» Exercise objective
Take from the data every line in which the word "time" is found.

» Provided material

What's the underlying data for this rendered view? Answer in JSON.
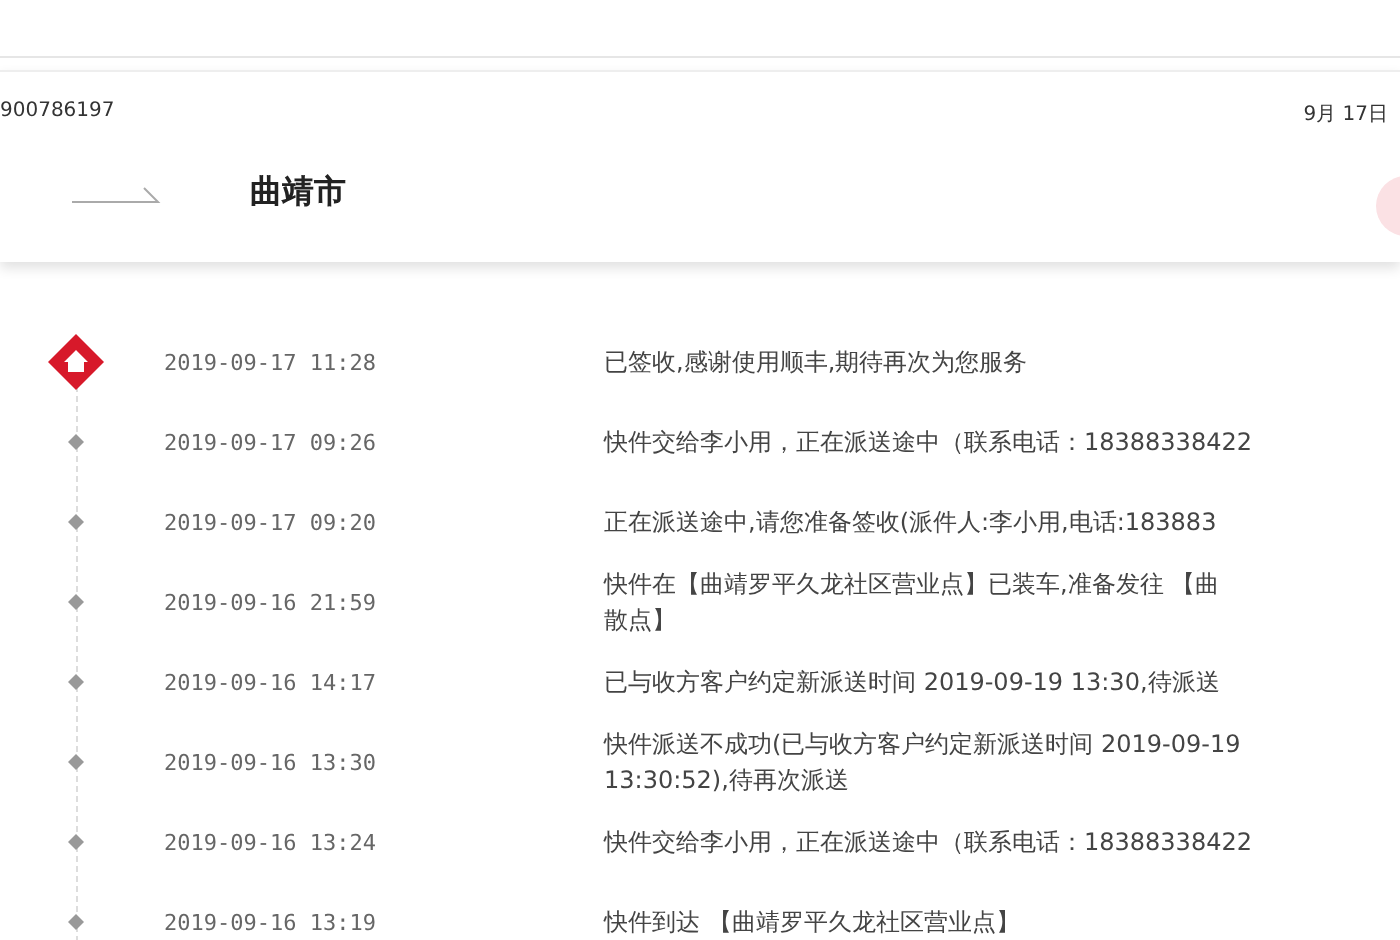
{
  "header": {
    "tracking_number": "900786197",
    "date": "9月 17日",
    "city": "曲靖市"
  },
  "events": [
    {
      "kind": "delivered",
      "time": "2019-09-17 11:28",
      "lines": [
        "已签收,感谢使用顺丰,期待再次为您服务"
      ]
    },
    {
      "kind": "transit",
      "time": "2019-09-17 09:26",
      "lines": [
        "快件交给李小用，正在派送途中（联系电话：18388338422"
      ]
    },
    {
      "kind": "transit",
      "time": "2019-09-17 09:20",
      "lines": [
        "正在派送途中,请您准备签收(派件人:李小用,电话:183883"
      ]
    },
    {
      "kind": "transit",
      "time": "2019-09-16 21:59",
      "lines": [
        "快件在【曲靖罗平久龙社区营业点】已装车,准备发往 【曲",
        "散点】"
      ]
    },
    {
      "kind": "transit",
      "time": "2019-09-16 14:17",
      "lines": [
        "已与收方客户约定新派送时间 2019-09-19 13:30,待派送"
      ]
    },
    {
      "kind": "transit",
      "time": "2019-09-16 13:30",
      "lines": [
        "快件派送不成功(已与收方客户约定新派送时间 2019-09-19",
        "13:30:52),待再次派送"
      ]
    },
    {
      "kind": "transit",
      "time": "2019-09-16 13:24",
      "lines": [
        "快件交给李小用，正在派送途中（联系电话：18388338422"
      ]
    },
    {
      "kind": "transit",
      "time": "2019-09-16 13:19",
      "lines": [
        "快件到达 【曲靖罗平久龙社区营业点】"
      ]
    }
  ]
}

» Answer section
      "time": "2019-09-17 11:28",
      "time": "2019-09-17 09:26",
      "time": "2019-09-17 09:20",
      "time": "2019-09-16 21:59",
      "time": "2019-09-16 14:17",
      "time": "2019-09-16 13:30",
      "time": "2019-09-16 13:24",
      "time": "2019-09-16 13:19",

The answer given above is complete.